CINCINNATI, Ohio -- The Western & Southern Open will mint a new WTA 1000 champion on Sunday.

No.7 Coco Gauff earned a spot in her first WTA 1000 final with a rousing win over No.1 Iga Swiatek.

No.17 Karolina Muchova followed her lead and stunned No.2 Aryna Sabalenka. 

The two have never faced each other before. Now they'll each play to win the biggest title of their careers.

Semifinal roundup: Gauff stuns No.1 Swiatek | Muchova stops No.2 Sabalenka

Here's what you need to know to get ready for the Cincinnati final.

When is the women's final?

The singles final will be played on Sunday, Aug.20 at 1:30 p.m.

The doubles final will be played on Saturday, Aug.19 after the men's semifinals.

What are the points and prize money at stake?

By making the Cincinnati final, Gauff and Muchova have assured themselves $267,690 in prize money and 585 points. In fact, with her run to the final, Muchova has assured herself a Top 10 debut on Monday.

Sunday's champion will take home 900 ranking points and $454,500.

How did Gauff and Muchova get here?

Since losing in the first round at Wimbledon, Gauff has now won 10 of her last 11 matches. She has lost just three sets in that span. She started her summer hard-court season with a dominant title run in Washington D.C. to win the biggest title of her career. She's now one win away from eclipsing that mark with the first WTA 1000 title of her career.

In Cincinnati, Gauff eased through her first three rounds over Mayar Sherif, Linda Noskova and Jasmine Paolini, before notching one of the biggest wins of her career. Playing in her third WTA 1000 semifinal, Gauff earned her first win in eight tries over World No.1 Iga Swiatek, winning 7-6(2), 3-6, 6-4. 

The victory was Gauff's second over a reigning World No.1, having defeated Ashleigh Barty by retirement in 2021.

Ranked No.17, Muchova came into Cincinnati after a tough three-set effort against Iga Swiatek in the Montreal quarterfinals. After the quick turnaround, she dug deep to tally three consecutive three-set wins over No.19 Beatriz Haddad Maia, Petra Martic, and No.8 Maria Sakkari. In the quarterfinals, Muchova got a much-needed respite after Marie Bouzkova retired three games into the match. 

Facing No.2 Aryna Sabalenka in the semifinals, Muchova needed every ounce of energy and guile to rally from a set down to win 6-7(4), 6-3, 6-2. The win was Muchova's second over Sabalenka this season, having saved match point to win in the French Open semifinals. 

How do they stack up?

Sunday will see the first career meeting between Gauff and Muchova. 

Gauff has spent 6 hours and 24 minutes on court to make the final. Muchova has been a workhorse, spending 10 hours and 1 minute. 

What's at stake?
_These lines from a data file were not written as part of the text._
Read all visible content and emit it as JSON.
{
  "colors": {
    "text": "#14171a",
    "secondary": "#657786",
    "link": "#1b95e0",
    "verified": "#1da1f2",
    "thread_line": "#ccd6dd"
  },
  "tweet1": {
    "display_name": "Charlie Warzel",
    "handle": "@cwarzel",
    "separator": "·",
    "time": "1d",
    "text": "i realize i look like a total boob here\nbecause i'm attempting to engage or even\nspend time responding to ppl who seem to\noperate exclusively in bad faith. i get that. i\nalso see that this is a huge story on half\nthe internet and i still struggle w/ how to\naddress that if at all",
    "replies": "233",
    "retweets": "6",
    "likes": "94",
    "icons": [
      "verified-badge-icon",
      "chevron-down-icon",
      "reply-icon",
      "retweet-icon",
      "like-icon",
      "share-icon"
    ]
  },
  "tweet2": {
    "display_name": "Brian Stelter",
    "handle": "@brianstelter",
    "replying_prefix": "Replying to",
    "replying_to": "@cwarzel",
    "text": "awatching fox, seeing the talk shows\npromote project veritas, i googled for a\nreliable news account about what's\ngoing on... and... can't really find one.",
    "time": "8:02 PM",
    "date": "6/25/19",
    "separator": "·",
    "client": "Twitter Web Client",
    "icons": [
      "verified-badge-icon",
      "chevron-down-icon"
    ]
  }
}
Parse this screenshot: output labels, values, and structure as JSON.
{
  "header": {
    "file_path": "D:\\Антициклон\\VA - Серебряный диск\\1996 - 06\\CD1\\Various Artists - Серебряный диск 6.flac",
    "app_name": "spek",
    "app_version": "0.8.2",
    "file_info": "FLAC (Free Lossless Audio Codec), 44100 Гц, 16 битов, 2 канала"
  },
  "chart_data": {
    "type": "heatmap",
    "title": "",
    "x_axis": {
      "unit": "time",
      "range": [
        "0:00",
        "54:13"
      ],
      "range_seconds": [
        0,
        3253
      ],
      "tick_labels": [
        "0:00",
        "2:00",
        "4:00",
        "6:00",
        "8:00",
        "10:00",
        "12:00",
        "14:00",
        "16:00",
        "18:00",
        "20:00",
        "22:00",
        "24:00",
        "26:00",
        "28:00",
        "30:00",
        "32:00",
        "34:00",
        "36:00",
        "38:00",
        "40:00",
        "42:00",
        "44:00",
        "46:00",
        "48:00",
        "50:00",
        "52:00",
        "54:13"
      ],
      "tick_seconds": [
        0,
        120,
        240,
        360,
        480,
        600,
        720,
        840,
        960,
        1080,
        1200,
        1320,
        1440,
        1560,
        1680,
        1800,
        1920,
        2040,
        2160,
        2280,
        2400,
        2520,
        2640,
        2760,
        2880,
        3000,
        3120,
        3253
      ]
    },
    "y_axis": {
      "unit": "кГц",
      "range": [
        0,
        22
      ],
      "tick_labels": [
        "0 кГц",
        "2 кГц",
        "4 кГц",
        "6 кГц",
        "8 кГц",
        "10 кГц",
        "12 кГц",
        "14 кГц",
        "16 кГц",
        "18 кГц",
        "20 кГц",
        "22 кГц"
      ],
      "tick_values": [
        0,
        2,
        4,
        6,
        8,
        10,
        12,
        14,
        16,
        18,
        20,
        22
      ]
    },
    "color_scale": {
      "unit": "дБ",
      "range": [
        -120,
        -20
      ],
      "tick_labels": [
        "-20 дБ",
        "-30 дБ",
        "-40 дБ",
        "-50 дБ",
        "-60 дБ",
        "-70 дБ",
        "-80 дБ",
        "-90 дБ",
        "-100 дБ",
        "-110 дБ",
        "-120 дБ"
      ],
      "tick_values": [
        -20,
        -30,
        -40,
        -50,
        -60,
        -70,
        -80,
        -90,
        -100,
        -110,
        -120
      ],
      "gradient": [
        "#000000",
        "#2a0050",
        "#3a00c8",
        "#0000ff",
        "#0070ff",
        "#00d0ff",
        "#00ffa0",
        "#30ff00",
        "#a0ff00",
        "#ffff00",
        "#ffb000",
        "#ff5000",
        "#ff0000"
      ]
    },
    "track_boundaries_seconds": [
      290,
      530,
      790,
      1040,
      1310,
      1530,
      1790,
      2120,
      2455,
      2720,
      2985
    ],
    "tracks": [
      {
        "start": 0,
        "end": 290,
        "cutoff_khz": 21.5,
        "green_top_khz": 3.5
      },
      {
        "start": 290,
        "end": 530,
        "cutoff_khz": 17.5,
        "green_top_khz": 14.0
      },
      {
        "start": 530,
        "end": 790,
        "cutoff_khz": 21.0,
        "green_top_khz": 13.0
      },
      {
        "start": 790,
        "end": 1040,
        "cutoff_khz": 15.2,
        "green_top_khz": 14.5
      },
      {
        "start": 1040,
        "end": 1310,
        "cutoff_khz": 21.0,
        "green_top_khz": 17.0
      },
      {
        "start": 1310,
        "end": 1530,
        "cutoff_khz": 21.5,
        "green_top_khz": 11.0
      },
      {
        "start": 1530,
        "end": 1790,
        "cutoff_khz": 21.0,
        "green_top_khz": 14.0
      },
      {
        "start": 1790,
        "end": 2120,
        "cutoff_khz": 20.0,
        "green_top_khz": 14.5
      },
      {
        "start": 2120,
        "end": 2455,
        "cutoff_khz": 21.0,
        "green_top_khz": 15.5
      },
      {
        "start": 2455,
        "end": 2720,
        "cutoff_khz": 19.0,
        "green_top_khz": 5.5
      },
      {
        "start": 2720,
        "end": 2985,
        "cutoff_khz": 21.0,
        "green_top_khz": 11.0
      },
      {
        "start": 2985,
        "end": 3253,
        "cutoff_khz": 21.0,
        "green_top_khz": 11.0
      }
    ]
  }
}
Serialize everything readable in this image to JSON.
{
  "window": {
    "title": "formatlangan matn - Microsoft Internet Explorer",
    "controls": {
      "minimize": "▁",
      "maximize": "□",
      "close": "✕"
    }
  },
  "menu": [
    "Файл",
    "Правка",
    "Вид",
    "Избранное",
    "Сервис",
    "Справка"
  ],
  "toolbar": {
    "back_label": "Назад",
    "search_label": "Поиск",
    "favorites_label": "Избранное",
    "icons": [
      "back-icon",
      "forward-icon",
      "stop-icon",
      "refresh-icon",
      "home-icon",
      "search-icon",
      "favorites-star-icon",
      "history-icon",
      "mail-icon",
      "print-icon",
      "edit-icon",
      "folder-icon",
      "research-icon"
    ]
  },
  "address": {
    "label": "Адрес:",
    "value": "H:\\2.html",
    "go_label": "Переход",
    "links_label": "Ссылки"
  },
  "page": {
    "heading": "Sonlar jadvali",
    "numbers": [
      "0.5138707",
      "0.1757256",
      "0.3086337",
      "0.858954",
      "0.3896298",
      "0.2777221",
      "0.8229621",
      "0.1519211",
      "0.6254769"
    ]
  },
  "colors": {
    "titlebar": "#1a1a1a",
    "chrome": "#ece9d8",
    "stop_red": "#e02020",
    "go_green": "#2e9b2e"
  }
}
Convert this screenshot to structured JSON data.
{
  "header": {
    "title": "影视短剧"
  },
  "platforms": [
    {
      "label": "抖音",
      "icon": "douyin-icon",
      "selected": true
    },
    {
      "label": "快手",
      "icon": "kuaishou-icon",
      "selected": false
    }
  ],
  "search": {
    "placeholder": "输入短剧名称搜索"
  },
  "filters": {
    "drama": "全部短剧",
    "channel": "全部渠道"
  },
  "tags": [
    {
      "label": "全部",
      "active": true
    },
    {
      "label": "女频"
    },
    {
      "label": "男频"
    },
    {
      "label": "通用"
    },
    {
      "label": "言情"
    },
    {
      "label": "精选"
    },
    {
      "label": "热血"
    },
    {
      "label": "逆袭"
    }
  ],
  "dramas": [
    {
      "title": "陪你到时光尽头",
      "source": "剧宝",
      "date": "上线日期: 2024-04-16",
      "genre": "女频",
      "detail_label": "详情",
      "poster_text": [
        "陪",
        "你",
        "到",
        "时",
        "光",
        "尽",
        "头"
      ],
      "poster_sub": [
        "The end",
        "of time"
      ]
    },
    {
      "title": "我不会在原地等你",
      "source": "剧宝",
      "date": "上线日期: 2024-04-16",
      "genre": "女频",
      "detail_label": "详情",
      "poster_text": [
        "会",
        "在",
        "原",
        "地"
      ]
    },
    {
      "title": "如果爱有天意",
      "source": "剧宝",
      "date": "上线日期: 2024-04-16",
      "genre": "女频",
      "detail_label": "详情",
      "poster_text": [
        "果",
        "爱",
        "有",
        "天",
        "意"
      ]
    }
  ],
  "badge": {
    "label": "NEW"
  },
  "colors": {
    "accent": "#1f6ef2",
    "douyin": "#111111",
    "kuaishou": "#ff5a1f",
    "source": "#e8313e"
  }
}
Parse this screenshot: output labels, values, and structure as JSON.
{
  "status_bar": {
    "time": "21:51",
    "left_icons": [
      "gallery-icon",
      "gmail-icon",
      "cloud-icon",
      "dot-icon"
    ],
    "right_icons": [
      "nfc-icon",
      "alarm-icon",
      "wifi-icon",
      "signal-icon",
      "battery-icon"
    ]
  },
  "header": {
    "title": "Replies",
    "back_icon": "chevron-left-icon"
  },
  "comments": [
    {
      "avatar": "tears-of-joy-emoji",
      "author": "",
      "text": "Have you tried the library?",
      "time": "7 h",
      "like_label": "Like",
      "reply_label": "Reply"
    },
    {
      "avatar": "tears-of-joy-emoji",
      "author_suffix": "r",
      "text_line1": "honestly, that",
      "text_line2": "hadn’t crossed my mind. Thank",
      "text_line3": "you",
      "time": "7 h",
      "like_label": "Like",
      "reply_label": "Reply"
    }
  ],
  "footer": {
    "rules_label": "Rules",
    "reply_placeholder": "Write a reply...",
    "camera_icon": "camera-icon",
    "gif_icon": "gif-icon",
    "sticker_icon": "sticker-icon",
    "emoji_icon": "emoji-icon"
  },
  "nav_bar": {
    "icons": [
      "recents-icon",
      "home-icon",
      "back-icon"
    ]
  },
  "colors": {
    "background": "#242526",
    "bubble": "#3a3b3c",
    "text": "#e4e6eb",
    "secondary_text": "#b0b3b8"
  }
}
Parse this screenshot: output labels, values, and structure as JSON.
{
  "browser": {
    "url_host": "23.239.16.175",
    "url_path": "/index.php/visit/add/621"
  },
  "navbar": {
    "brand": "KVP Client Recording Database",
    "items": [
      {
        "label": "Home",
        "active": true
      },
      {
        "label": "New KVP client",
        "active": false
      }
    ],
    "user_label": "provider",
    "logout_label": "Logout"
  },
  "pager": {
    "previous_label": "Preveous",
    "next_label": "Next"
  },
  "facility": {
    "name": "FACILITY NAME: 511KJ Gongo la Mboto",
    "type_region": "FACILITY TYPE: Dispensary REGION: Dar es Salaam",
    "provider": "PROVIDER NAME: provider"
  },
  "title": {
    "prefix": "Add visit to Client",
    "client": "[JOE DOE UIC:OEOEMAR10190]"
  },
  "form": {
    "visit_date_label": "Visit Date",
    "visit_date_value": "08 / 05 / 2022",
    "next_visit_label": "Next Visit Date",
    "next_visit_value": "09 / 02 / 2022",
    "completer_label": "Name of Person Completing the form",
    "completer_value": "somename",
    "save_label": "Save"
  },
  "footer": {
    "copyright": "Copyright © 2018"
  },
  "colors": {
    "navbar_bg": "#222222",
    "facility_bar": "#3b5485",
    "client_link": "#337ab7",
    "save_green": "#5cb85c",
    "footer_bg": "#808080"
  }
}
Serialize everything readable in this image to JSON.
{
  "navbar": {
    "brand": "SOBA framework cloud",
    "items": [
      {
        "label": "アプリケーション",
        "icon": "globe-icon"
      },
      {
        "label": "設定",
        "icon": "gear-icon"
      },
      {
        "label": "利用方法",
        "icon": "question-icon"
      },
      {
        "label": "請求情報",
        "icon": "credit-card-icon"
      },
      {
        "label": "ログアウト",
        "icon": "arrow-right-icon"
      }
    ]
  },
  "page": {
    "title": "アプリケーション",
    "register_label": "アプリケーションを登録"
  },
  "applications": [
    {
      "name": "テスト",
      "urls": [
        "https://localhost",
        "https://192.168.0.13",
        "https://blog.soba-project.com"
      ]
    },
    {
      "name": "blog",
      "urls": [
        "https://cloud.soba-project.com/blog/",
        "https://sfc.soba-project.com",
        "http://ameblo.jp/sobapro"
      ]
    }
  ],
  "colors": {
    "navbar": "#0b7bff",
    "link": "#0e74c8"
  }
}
Gauff is looking to add to her 2023 title haul and pick up a third title this season. She also won Auckland and Washington D.C. A victory in Cincinnati would be the biggest title of her career.

Gauff is bidding to become the first teenage champion in Cincinnati. A win on Sunday would mint her as the fourth American champion of the event, joining Lindsay Davenport (2004), Serena Williams (2014, 2015) and Madison Keys (2019).

Muchova is bidding to win her second Hologic WTA Tour title and first since winning Seoul in 2019. She would join Karolina Pliskova as the. only two Czech champions of the tournament.

Muchova is bidding to beat three Top 10 opponents at a single tournament for the first time in her career. With her win over Sabalenka, she is now 5-4 against Top 10 opposition this season.

What are they saying? 

Muchova: "I think I was even outside of 200 at the end of the last year, so it's incredible. I always was hoping and believing that I can be up there, but you never know. In the past, my health was a big issue. It always stopped me. I'm just really, really pleased how it's going. To be in Top 10, I can say it for rest of my life that I was top 10 tennis player from all of the people. It's great achievement."

Gauff: "I didn't feel like [the match] was close to three hours. I feel like physically I'm just really in shape. Really, I feel like the only time I don't feel good is when I don't get enough sleep. It's not necessarily when I do so much work the next day. I think I train for moments like this."

Muchova: "Energy levels? It's tough. It's tough. I can feel it in my bones that I played all three-setters. Just yesterday I had a little time off. Obviously, my body feels it."

Gauff: "I know there's more work to do. It's very easy for me to get back focused and put too much focus on one match or too much on one thing. Everybody close to me knows that. They usually say I should give myself more props."